Tisbé sings of her fury that she has lost the love of the Prince. He is obsessed with finding the mysterious woman who has left behind a beautiful little slipper. Clorinde appears and she and Tisbé discuss the disappearance of the mystery woman. The court is in turmoil. Dandini arrives (disguised as the Prince). He announces that he wishes to be loved for himself and not for his crown. Tisbé and Clorinde agree with him and declare their undying love even if he only would own a cottage. The Baron arrives and announces, to the horror of Tisbé and Clorinde that the equerry was actually the Prince in disguise. He tells them that the so-called Prince is actually the valet Dandini.

Scene III

The tournament continues to find the Prince’s bride. Tisbé and Clorinde refuse to even contemplate the idea that one of them would marry the equerry although their father is insistent that one of them must do so. They sneer at the equerry’s 

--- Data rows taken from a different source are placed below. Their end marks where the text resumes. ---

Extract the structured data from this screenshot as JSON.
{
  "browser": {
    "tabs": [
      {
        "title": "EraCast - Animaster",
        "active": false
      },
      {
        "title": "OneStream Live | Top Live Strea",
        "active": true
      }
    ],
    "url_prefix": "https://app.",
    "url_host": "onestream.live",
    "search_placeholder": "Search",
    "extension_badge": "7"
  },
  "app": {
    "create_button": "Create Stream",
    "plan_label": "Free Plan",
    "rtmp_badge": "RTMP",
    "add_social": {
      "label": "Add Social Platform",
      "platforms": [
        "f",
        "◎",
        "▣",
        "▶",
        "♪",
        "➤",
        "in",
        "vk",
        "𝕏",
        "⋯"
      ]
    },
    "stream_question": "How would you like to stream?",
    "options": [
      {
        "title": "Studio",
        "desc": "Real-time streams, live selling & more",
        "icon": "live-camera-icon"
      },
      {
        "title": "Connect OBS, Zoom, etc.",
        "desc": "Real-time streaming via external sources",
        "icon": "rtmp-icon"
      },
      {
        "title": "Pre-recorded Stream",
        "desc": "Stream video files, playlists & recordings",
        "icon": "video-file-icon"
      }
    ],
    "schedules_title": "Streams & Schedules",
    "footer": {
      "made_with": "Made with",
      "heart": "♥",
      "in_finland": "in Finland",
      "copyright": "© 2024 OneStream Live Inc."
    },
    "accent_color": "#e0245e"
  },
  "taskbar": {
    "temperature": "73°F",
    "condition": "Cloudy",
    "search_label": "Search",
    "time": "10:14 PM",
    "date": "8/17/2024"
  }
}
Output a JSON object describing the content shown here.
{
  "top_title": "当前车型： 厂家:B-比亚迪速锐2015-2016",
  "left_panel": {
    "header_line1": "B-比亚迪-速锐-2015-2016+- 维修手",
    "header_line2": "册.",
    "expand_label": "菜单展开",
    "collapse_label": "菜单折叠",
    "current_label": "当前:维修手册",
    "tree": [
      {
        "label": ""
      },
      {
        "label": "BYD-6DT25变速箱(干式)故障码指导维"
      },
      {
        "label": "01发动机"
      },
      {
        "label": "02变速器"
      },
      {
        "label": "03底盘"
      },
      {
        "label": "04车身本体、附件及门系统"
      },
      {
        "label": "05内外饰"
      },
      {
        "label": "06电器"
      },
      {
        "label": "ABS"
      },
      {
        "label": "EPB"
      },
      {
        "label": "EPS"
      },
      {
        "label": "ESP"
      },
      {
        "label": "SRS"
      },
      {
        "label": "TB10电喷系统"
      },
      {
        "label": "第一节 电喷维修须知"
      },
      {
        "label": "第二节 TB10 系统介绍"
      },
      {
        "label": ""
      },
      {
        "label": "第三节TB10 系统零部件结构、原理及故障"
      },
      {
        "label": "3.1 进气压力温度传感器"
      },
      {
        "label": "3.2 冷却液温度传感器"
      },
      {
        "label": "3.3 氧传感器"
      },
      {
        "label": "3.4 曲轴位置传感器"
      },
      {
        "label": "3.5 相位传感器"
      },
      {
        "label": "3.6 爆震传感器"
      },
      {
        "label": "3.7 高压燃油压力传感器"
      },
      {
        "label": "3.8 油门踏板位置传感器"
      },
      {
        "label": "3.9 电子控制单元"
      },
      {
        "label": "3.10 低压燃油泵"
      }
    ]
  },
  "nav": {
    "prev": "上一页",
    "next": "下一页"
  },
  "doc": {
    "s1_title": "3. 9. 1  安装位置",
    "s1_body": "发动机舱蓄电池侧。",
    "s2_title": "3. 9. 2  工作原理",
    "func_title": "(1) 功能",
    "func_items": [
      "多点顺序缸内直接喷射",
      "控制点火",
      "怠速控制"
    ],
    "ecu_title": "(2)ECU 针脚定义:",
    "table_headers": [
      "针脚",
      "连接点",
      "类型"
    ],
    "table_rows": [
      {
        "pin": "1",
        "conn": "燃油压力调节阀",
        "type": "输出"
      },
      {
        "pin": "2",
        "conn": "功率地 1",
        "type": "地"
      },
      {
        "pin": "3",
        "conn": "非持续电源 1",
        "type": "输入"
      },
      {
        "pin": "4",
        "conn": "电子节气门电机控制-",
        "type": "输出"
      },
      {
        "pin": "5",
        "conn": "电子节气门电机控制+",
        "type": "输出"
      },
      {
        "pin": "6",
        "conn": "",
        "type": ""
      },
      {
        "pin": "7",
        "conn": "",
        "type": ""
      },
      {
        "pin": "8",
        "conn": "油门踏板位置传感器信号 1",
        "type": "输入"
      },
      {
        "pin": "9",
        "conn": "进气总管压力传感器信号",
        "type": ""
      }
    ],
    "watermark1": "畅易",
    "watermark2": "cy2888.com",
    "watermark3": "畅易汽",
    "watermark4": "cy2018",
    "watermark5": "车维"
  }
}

offer of “a heart and a cottage”.  Cendrillon arrives, much to the horror of Tisbé and Clorinde. She declares her rights as a woman of noble birth to take part in the tournament. They jeer at her. They then try to get her to take the hand of the equerry (who formerly had been disguised as the Prince).Cendrillon declares that she was not attracted to him when he  posed as a Prince and that she is still not attracted to him as a equerry.The sisters are furious.

Scene IV

Cendrillon is now alone and devastated that the man she thought was a equerry and the man with whom she fell in love was in reality the Prince. The Prince arrives back at the castle and finds Cendrillon in her normal clothes and does not recognise her. He tells her that he left her in tears when she could not go to the ball and returns to find her still in tears. She tells him that she dreamt of the ball and relates that she saw a beautiful mysterious lady at the ball with whom he fell in love. The Prince replies that he will never forget that beautiful woman and that his heart will always be hers. He tells of his anguish when she abandoned him. Cendrillon tells him that the beautiful woman has returned. He does not understand. She tells him, to his amazement that when she, Cendrillon returned from the dream, the beautiful lady also returned. His are eyes are opened and he recognises in Cendrillon the beautiful woman with whom he has fallen in love. They marry amongst great festivities throughout the Principality.

copyright © Lygia O'Riordan